The federal government is also relaxing the rules on the Canada Emergency Business Account for those small businesses that had fallen through the cracks. Interest-free loans of up to $40,000 had been made available to businesses and non-profits with payrolls between, $50,000 and $1 million. Now, it’s been expanded to include those who paid between $20,000 and $1.5 million in total payroll in 2019.
If the company can repay the balance of the loan by the end of 2022, up to $10,000 will be forgiven.
The B.C. government has also offered more help in the way of commercial property tax relief, by reducing the school tax portion of property tax bills. The province says it could amount to an average 25 per cent reduction in the total commercial property tax bill for most businesses, providing up to $700 million in relief. It follows a previous 50 per cent reduction to the provincial school property tax rate.
“If I’m putting on my small, medium-sized business lens, I’m thinking: ‘Hey, today I’ve been given a little bit more life support and some extended cash runway to make it through this crisis,’” said Val Litwin, president and CEO of the BC Chamber of Commerce.
Litwin also hopes improved access to federal emergency loans will broaden the definition of how payroll is considered and take into account entrepreneurs who don’t have employees, per se.
“One might be entrepreneurs who pay themselves dividends, not through a payroll mechanism, so a T5, but also contractors would be a T4A right now - this just applies to T4s,” he said.
The good news is that these programs are being tweaked to accommodate those in need, but many businesses like OEB aren’t just waiting for handouts. They are getting creative, doing whatever they can to stay afloat. However, revenues are still way down and the majority of their employees have been furloughed.

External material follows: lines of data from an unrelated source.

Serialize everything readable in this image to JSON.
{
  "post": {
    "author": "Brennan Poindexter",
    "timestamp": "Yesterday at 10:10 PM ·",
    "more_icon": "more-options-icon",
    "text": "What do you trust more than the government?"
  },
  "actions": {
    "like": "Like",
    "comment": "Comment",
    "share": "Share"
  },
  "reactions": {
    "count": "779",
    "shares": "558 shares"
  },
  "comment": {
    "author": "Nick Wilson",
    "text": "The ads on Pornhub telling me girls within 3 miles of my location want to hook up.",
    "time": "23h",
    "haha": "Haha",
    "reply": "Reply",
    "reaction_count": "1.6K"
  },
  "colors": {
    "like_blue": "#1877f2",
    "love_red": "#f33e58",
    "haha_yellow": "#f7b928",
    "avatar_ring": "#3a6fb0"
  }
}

“Whatever the government can do to help us out in this time of crisis is a benefit, these days more than ever,” said Keane.